The firms' Greenwich Global Hedge Fund Index fell 1.2% last month, slightly more than the Standard & Poor's 500 Index. But hedge funds haven't had the year that the S&P500 has; the former are up only 1.8% through May, according to the Greenwich benchmark, while the latter is up 7.8%.
Losses were widespread, both among strategies and geographically. Emerging markets funds lost 2% on the month (up 0.4% year-to-date), but funds focused on developed markets did little better, dropping 1.2% (up 1.9% YTD). Greenwich's market neutral group was flat on the month (up 2.9% YTD), but five of its nine strategy and sub-strategy indices were in the red.
Directional trading strategies, on the other hand, had anything but a mixed month: Theirs was downright bad.
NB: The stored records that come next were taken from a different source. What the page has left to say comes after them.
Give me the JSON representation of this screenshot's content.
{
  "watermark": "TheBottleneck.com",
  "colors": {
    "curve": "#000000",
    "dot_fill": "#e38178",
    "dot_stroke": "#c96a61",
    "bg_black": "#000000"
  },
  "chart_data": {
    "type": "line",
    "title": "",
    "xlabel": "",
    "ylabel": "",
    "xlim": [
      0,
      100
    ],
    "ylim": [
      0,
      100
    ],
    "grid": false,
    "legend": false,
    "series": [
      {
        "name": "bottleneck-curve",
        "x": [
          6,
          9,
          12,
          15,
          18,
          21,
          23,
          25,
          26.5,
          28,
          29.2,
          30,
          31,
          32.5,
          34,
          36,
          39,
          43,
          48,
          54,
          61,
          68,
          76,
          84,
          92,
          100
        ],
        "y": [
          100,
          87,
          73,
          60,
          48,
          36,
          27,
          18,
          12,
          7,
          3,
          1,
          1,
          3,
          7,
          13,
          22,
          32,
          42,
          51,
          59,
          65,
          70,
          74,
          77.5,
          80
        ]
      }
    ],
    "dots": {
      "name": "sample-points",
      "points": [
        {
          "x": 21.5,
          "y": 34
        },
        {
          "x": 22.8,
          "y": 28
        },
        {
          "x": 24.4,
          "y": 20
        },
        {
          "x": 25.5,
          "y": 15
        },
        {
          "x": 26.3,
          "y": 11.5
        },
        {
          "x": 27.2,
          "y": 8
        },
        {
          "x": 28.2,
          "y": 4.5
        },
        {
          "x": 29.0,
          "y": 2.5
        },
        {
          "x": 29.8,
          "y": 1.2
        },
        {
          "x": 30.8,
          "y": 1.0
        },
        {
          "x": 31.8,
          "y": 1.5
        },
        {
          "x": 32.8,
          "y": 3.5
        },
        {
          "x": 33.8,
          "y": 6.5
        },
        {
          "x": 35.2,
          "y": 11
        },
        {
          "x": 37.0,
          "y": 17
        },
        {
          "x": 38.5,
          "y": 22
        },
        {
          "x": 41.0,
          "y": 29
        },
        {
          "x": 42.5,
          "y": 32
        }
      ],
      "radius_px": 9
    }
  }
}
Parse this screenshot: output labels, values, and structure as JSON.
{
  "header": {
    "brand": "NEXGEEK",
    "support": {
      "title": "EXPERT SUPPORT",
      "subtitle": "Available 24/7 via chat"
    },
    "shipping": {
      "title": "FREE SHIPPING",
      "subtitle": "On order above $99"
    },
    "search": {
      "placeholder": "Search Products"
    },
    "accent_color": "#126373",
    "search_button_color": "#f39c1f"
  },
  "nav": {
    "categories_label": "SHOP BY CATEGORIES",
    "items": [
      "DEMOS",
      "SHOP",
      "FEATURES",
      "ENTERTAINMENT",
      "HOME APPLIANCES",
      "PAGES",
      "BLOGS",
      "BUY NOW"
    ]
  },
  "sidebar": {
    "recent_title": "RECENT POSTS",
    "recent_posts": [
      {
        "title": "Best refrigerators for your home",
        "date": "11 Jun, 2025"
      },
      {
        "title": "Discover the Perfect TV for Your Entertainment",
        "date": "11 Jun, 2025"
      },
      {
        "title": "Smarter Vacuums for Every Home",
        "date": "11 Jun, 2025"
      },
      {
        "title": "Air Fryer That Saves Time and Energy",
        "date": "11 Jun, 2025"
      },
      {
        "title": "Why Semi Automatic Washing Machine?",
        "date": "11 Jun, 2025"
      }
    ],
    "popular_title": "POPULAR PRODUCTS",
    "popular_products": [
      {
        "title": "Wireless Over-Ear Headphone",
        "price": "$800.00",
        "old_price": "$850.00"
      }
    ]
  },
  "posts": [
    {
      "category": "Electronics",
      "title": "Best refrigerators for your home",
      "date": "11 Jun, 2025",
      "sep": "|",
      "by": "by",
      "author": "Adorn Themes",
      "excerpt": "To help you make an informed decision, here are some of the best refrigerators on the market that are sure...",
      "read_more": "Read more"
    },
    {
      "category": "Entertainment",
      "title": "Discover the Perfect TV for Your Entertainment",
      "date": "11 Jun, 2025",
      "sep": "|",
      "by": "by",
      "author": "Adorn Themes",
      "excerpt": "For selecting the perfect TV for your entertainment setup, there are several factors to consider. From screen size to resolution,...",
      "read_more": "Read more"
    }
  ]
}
The average such fund lost 2.8% in May (down 0.8% YTD), with futures funds dropping 3.3% (down 0.7% YTD) and macro funds 1.7% (down 0.5% YTD).
Long/short equity funds lost an average of 1% on the month (up 2.5% YTD). Long/short credit was a rare bright spot in the data, adding 0.8% (5% YTD), trailing only short-biased funds (up 1.1% in May, down 3.2% YTD) for the month.